“I don’t think I thought much about the gene at the time,” Linder explains. “Dr. Seidman often told my sister and I that we would not ever have specifically what our father had. My grandmother was in her 80’s and was healthy. She would tell us we would be old ladies like her. So, I think I was just trying to get through my twenties. I think the bigger impact stemmed from having had this family catastrophe just as I was leaving home [to attend college.] I write that a therapist called it “launch pad disintegration.” I have met a lot of people who lost parents in their teens and twenties who feel like they relate to that idea. She also said my truth wheel had shifted. I had this belief system that was lined up just so, and when my dad got sick and died, that system was upended. I was going to have to realign the wheel. That probably happens to a lot of us as we come into adulthood. We thought everything was this one thing, but it’s actually another.”
"I have met a lot of people who lost parents in their teens and twenties who feel like they relate to that idea. She also said my truth wheel had shifted. I had this belief system that was lined up just so, and when my dad got sick and died, that system was upended."
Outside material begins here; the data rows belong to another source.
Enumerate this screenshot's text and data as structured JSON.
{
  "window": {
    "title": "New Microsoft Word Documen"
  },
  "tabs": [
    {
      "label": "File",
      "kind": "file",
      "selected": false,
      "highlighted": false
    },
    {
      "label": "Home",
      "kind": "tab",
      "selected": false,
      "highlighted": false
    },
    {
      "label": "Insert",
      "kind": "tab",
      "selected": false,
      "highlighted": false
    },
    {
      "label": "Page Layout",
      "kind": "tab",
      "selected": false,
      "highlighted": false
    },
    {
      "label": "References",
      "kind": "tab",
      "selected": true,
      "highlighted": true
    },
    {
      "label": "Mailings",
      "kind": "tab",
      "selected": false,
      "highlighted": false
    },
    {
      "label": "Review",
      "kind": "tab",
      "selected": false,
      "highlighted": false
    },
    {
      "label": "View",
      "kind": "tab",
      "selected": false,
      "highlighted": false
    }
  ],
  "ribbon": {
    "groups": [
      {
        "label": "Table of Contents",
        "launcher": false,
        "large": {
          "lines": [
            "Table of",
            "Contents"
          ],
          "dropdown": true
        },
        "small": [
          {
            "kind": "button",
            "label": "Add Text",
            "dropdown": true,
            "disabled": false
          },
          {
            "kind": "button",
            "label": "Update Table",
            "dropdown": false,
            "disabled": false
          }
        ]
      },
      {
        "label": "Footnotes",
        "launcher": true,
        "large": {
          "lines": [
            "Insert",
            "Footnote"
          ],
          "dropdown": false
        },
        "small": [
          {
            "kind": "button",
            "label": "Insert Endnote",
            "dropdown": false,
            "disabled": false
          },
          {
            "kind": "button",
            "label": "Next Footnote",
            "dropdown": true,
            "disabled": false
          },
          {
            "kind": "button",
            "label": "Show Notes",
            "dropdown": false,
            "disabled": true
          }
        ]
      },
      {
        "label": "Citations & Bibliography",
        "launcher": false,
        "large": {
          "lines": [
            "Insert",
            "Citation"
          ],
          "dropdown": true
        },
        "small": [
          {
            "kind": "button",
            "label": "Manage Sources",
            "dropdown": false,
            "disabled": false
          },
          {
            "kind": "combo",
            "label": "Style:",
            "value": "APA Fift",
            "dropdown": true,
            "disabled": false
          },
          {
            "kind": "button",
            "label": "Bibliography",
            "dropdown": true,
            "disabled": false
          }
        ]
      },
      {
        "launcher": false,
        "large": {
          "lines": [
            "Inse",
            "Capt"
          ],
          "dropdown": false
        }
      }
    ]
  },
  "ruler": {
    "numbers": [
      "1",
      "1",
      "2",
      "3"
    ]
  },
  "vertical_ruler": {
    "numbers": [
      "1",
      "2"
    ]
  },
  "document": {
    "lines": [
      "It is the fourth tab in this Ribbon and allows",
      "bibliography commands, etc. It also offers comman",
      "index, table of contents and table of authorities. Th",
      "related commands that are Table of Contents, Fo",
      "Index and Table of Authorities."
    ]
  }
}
She adds: “I hope that someone out there will hear our story and stand up and say, “I know a ton about the portal vein of the liver — from where they think all of our problems stem — and I have a great solution for you all!"
Linder’s story, despite the unique genetic condition it centers around, is as universal as it is timely — and with U.S. healthcare locked in heated political debate, there’s no better time to learn from a story like Linder’s.
“I think rare diseases like ours are the bridges to individualized healthcare, which, as we enter a world of genomic medicine, we will all be getting — we should all be getting,” says Linder. “As far as health and healthcare goes, I hope the term “pre-existing conditions” goes away forever because we are all mortal which means we all have at least one.”
“I hope readers can have a larger conversation about genes, genetics, and genomics and not be afraid of it, because it’s going to change our world. The more of us paying attention, the more those changes will be for the better.”
When asked if she feels as sense of obligation to share her story, especially in a make-or-break moment in history for the American healthcare system, Linder says yes.
“I feel an obligation to humanity, to do what I can to stop this gene with my generation,” she says. “I feel an obligation to continue what my great-uncle started and my dad continued — to find out what we can about this gene and help the six of us still living with it. This sense of obligation is palpable. It would be much harder if it was just about me — seeking help on behalf of yourself is often harder than seeking it on behalf of others. But moving with purpose toward helping my sister and other family members feels deeply important in a good way.”